### ACTION ITEM
Identify all lines in the data containing the string "Tinta". Copy them out.

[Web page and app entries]
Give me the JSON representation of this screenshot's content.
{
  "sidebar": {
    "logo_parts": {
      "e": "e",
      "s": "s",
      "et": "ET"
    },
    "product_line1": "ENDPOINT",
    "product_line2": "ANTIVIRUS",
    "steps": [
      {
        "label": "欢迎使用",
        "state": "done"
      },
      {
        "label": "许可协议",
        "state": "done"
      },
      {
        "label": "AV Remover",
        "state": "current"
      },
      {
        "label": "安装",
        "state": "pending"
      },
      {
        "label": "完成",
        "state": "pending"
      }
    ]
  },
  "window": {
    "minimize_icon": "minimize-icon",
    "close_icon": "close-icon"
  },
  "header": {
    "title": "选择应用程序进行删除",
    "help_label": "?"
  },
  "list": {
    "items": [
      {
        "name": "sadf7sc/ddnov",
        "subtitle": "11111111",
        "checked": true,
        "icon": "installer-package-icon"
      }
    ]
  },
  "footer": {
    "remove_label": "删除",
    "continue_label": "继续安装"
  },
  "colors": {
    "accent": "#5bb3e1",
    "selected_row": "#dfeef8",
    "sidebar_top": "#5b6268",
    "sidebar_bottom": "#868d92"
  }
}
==
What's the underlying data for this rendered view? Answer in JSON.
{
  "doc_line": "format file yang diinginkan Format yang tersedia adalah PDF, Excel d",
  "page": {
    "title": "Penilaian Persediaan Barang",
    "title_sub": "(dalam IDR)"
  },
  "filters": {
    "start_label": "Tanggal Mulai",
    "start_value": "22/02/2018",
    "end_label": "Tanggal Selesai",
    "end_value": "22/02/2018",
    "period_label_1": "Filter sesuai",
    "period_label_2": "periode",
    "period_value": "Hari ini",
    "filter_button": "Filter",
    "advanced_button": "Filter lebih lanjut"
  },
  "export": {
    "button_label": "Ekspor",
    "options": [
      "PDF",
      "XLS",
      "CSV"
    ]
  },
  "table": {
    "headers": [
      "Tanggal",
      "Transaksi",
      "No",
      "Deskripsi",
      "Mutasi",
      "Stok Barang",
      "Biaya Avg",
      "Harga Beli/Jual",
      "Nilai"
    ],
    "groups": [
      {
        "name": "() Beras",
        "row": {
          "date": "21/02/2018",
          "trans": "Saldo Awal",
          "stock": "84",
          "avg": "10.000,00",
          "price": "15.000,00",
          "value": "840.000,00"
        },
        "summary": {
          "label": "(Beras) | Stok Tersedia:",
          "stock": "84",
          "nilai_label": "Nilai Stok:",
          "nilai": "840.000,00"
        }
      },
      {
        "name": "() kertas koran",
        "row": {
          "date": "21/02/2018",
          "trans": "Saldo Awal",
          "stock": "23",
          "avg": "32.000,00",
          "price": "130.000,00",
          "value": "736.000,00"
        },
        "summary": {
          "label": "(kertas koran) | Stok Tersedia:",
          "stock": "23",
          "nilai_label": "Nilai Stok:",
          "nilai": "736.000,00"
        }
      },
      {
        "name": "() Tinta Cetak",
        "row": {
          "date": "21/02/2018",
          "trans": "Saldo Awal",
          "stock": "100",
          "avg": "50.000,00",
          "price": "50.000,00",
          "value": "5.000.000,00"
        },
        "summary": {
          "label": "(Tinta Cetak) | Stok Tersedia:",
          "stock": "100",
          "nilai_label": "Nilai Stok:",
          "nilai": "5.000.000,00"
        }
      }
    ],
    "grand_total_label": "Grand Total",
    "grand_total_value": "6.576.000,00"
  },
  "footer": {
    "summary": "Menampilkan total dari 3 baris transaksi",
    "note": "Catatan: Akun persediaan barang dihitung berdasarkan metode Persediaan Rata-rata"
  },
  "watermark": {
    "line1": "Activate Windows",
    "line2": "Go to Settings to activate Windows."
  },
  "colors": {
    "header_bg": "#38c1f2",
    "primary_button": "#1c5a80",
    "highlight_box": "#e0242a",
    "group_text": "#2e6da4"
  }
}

### THE ANSWER
        "name": "() Tinta Cetak",
          "label": "(Tinta Cetak) | Stok Tersedia:",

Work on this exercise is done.